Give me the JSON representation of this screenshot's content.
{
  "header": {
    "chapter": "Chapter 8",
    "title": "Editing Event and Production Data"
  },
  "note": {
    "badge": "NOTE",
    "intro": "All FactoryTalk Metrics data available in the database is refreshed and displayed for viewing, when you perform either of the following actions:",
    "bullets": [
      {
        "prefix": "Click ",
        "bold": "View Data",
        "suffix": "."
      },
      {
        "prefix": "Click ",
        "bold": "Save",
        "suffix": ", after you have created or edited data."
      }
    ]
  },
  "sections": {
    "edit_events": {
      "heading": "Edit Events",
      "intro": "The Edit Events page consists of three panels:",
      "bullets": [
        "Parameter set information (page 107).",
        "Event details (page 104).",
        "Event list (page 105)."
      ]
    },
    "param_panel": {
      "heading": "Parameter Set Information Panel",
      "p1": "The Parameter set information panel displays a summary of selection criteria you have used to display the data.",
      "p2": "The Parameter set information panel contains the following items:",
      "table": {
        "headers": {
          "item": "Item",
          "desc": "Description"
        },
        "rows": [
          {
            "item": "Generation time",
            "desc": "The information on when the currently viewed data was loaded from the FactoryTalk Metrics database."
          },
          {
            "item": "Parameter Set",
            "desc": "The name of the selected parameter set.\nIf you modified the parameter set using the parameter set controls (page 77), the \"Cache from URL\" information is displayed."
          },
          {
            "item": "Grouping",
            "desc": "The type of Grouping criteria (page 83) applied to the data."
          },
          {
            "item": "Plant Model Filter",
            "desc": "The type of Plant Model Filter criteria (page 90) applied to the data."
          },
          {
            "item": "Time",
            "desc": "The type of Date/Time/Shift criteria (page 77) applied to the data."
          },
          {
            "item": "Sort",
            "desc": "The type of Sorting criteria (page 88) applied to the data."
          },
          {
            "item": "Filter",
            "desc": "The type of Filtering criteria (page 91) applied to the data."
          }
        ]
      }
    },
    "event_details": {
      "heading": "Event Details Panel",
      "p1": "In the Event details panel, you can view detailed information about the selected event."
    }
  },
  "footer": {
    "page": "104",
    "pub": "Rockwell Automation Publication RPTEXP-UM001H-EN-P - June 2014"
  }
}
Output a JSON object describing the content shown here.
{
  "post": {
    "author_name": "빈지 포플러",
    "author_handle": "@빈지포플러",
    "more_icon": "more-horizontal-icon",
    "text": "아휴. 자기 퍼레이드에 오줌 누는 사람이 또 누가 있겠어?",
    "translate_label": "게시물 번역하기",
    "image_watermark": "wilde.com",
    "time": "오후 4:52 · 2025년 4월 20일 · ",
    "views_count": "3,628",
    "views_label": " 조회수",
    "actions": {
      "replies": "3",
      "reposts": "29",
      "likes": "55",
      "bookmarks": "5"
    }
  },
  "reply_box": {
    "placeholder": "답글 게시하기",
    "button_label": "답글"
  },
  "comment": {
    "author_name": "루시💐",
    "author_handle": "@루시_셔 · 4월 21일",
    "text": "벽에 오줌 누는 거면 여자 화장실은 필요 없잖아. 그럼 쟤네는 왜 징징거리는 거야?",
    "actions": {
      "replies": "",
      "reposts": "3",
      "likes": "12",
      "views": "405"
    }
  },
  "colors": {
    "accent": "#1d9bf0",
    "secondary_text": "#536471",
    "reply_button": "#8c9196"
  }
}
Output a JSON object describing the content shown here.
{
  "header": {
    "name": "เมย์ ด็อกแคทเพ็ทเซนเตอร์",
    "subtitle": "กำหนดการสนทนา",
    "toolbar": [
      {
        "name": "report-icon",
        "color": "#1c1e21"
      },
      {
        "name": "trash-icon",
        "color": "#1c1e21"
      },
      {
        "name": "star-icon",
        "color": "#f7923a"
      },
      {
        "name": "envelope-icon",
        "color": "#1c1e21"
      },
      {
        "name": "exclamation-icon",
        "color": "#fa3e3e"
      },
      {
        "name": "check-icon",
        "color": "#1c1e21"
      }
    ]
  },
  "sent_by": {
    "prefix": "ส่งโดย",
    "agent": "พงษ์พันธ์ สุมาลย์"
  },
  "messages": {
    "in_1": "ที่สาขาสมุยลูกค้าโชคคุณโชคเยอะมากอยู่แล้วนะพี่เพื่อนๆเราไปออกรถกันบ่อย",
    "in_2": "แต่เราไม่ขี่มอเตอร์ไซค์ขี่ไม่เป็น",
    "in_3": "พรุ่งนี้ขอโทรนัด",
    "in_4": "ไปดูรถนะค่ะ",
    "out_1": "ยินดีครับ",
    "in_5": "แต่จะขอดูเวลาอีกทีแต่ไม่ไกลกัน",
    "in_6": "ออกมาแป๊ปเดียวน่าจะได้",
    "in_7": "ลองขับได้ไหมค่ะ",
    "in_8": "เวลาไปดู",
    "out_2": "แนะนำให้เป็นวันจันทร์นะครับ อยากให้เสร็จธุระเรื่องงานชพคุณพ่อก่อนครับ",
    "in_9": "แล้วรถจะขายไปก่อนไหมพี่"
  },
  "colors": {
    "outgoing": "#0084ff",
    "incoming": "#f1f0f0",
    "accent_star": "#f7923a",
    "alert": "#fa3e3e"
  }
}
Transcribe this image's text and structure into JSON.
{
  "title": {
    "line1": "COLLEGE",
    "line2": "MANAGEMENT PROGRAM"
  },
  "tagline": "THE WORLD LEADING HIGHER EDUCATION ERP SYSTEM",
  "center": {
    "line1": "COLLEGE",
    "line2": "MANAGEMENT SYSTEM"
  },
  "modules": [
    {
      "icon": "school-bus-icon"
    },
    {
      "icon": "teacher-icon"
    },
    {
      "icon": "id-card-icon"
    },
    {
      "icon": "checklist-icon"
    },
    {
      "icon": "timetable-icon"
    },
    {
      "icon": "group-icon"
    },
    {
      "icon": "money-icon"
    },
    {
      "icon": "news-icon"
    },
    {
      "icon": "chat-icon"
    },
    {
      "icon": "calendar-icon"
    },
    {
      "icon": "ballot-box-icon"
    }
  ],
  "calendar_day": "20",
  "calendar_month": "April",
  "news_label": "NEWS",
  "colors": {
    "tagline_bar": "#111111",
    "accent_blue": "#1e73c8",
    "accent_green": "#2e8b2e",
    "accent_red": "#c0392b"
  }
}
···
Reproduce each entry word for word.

Give me the JSON representation of this screenshot's content.
{
  "header": {
    "chapter": "Chapter 8",
    "title": "Editing Event and Production Data"
  },
  "note": {
    "badge": "NOTE",
    "intro": "All FactoryTalk Metrics data available in the database is refreshed and displayed for viewing, when you perform either of the following actions:",
    "bullets": [
      {
        "prefix": "Click ",
        "bold": "View Data",
        "suffix": "."
      },
      {
        "prefix": "Click ",
        "bold": "Save",
        "suffix": ", after you have created or edited data."
      }
    ]
  },
  "sections": {
    "edit_events": {
      "heading": "Edit Events",
      "intro": "The Edit Events page consists of three panels:",
      "bullets": [
        "Parameter set information (page 107).",
        "Event details (page 104).",
        "Event list (page 105)."
      ]
    },
    "param_panel": {
      "heading": "Parameter Set Information Panel",
      "p1": "The Parameter set information panel displays a summary of selection criteria you have used to display the data.",
      "p2": "The Parameter set information panel contains the following items:",
      "table": {
        "headers": {
          "item": "Item",
          "desc": "Description"
        },
        "rows": [
          {
            "item": "Generation time",
            "desc": "The information on when the currently viewed data was loaded from the FactoryTalk Metrics database."
          },
          {
            "item": "Parameter Set",
            "desc": "The name of the selected parameter set.\nIf you modified the parameter set using the parameter set controls (page 77), the \"Cache from URL\" information is displayed."
          },
          {
            "item": "Grouping",
            "desc": "The type of Grouping criteria (page 83) applied to the data."
          },
          {
            "item": "Plant Model Filter",
            "desc": "The type of Plant Model Filter criteria (page 90) applied to the data."
          },
          {
            "item": "Time",
            "desc": "The type of Date/Time/Shift criteria (page 77) applied to the data."
          },
          {
            "item": "Sort",
            "desc": "The type of Sorting criteria (page 88) applied to the data."
          },
          {
            "item": "Filter",
            "desc": "The type of Filtering criteria (page 91) applied to the data."
          }
        ]
      }
    },
    "event_details": {
      "heading": "Event Details Panel",
      "p1": "In the Event details panel, you can view detailed information about the selected event."
    }
  },
  "footer": {
    "page": "104",
    "pub": "Rockwell Automation Publication RPTEXP-UM001H-EN-P - June 2014"
  }
}
Output a JSON object describing the content shown here.
{
  "post": {
    "author_name": "빈지 포플러",
    "author_handle": "@빈지포플러",
    "more_icon": "more-horizontal-icon",
    "text": "아휴. 자기 퍼레이드에 오줌 누는 사람이 또 누가 있겠어?",
    "translate_label": "게시물 번역하기",
    "image_watermark": "wilde.com",
    "time": "오후 4:52 · 2025년 4월 20일 · ",
    "views_count": "3,628",
    "views_label": " 조회수",
    "actions": {
      "replies": "3",
      "reposts": "29",
      "likes": "55",
      "bookmarks": "5"
    }
  },
  "reply_box": {
    "placeholder": "답글 게시하기",
    "button_label": "답글"
  },
  "comment": {
    "author_name": "루시💐",
    "author_handle": "@루시_셔 · 4월 21일",
    "text": "벽에 오줌 누는 거면 여자 화장실은 필요 없잖아. 그럼 쟤네는 왜 징징거리는 거야?",
    "actions": {
      "replies": "",
      "reposts": "3",
      "likes": "12",
      "views": "405"
    }
  },
  "colors": {
    "accent": "#1d9bf0",
    "secondary_text": "#536471",
    "reply_button": "#8c9196"
  }
}
Output a JSON object describing the content shown here.
{
  "header": {
    "name": "เมย์ ด็อกแคทเพ็ทเซนเตอร์",
    "subtitle": "กำหนดการสนทนา",
    "toolbar": [
      {
        "name": "report-icon",
        "color": "#1c1e21"
      },
      {
        "name": "trash-icon",
        "color": "#1c1e21"
      },
      {
        "name": "star-icon",
        "color": "#f7923a"
      },
      {
        "name": "envelope-icon",
        "color": "#1c1e21"
      },
      {
        "name": "exclamation-icon",
        "color": "#fa3e3e"
      },
      {
        "name": "check-icon",
        "color": "#1c1e21"
      }
    ]
  },
  "sent_by": {
    "prefix": "ส่งโดย",
    "agent": "พงษ์พันธ์ สุมาลย์"
  },
  "messages": {
    "in_1": "ที่สาขาสมุยลูกค้าโชคคุณโชคเยอะมากอยู่แล้วนะพี่เพื่อนๆเราไปออกรถกันบ่อย",
    "in_2": "แต่เราไม่ขี่มอเตอร์ไซค์ขี่ไม่เป็น",
    "in_3": "พรุ่งนี้ขอโทรนัด",
    "in_4": "ไปดูรถนะค่ะ",
    "out_1": "ยินดีครับ",
    "in_5": "แต่จะขอดูเวลาอีกทีแต่ไม่ไกลกัน",
    "in_6": "ออกมาแป๊ปเดียวน่าจะได้",
    "in_7": "ลองขับได้ไหมค่ะ",
    "in_8": "เวลาไปดู",
    "out_2": "แนะนำให้เป็นวันจันทร์นะครับ อยากให้เสร็จธุระเรื่องงานชพคุณพ่อก่อนครับ",
    "in_9": "แล้วรถจะขายไปก่อนไหมพี่"
  },
  "colors": {
    "outgoing": "#0084ff",
    "incoming": "#f1f0f0",
    "accent_star": "#f7923a",
    "alert": "#fa3e3e"
  }
}
Transcribe this image's text and structure into JSON.
{
  "title": {
    "line1": "COLLEGE",
    "line2": "MANAGEMENT PROGRAM"
  },
  "tagline": "THE WORLD LEADING HIGHER EDUCATION ERP SYSTEM",
  "center": {
    "line1": "COLLEGE",
    "line2": "MANAGEMENT SYSTEM"
  },
  "modules": [
    {
      "icon": "school-bus-icon"
    },
    {
      "icon": "teacher-icon"
    },
    {
      "icon": "id-card-icon"
    },
    {
      "icon": "checklist-icon"
    },
    {
      "icon": "timetable-icon"
    },
    {
      "icon": "group-icon"
    },
    {
      "icon": "money-icon"
    },
    {
      "icon": "news-icon"
    },
    {
      "icon": "chat-icon"
    },
    {
      "icon": "calendar-icon"
    },
    {
      "icon": "ballot-box-icon"
    }
  ],
  "calendar_day": "20",
  "calendar_month": "April",
  "news_label": "NEWS",
  "colors": {
    "tagline_bar": "#111111",
    "accent_blue": "#1e73c8",
    "accent_green": "#2e8b2e",
    "accent_red": "#c0392b"
  }
}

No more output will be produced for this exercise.